The Benefits of Playing Poker


Poker is a card game in which players try to form the best hand according to the rules of the game. They compete to win the pot, which is the sum total of all bets placed during a single betting round. It is possible to win the pot with a high-ranking hand, but it is also possible to win by placing bets that force other players to fold their hands. This is called bluffing. In order to successfully bluff, you must understand how your opponents play. You can do this by observing their behavior and identifying tells.

There are many benefits of playing poker, ranging from improving one’s mental and social skills to enhancing their analytical and mathematical abilities. In addition to this, it teaches the importance of being self-disciplined and not allowing emotions to get in the way of making sound decisions. It also teaches players how to manage their money and deal with losses. It is important to note that if you are not having fun while playing poker, you should stop immediately.

It improves math skills

Poker teaches people how to calculate odds, and this skill will be beneficial in other areas of life. It is important to know the odds of a certain situation before you make a decision. This will help you to avoid making mistakes that could cost you a lot of money.

It teaches emotional control

Poker requires players to control their emotions, especially in stressful situations. This is important because it is easy for emotions like stress and anger to boil over at a poker table and lead to negative consequences. However, if you can learn how to control your emotions when playing poker, it will be a valuable skill that you can apply in other aspects of life.

It encourages deception

Poker is a game of deception, and learning how to deceive your opponents will improve your chances of winning. You can use a variety of techniques, such as reading body language or studying an opponent’s betting pattern. However, it is important to remember that bluffing should be used sparingly and only against opponents you can trust.

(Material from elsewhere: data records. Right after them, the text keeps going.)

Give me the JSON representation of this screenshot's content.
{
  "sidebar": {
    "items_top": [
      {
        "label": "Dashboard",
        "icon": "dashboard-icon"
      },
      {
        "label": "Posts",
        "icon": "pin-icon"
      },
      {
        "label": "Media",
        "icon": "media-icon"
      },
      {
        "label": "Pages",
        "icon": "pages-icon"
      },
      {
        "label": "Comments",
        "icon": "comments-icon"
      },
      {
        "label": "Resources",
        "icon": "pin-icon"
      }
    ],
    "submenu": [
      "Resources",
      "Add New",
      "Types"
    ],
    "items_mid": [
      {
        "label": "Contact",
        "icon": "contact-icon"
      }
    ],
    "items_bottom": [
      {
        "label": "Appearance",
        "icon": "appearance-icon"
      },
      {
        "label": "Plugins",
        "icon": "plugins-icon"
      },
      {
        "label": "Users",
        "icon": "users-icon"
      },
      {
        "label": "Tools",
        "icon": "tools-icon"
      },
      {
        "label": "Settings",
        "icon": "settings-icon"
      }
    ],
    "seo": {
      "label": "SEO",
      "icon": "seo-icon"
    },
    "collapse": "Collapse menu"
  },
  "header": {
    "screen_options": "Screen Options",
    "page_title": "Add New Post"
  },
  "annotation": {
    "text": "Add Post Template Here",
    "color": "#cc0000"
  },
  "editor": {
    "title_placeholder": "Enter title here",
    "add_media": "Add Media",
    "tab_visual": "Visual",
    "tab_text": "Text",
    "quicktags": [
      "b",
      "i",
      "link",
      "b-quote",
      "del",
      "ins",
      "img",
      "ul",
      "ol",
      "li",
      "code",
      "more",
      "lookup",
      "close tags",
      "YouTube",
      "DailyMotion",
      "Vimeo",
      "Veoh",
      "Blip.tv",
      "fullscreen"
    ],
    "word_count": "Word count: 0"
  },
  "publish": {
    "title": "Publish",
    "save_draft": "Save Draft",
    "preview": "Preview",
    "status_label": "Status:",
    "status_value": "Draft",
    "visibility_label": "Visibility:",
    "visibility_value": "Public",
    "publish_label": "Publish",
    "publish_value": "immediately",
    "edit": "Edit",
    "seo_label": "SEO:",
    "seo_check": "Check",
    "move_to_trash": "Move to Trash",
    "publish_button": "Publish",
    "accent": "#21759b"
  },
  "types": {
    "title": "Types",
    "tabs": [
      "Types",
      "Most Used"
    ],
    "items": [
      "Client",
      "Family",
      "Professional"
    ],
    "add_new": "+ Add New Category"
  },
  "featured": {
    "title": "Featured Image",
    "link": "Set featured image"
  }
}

It teaches people to think critically and logically

In poker, you must analyze the other players at the table and try to predict their actions. This will help you form a plan for your own strategy and increase your chances of success. It is also important to have a short memory, as you will experience a lot of bad beats and coolers in poker.

Poker is a complex game that requires both luck and strategy. It is a great way to test your skills, but it can also be very addictive. It is best played when you are in a good mood and have the energy to concentrate. If you are feeling tired or angry, it is best to walk away from the poker table for a while. This way, you will be able to focus on your next session more effectively.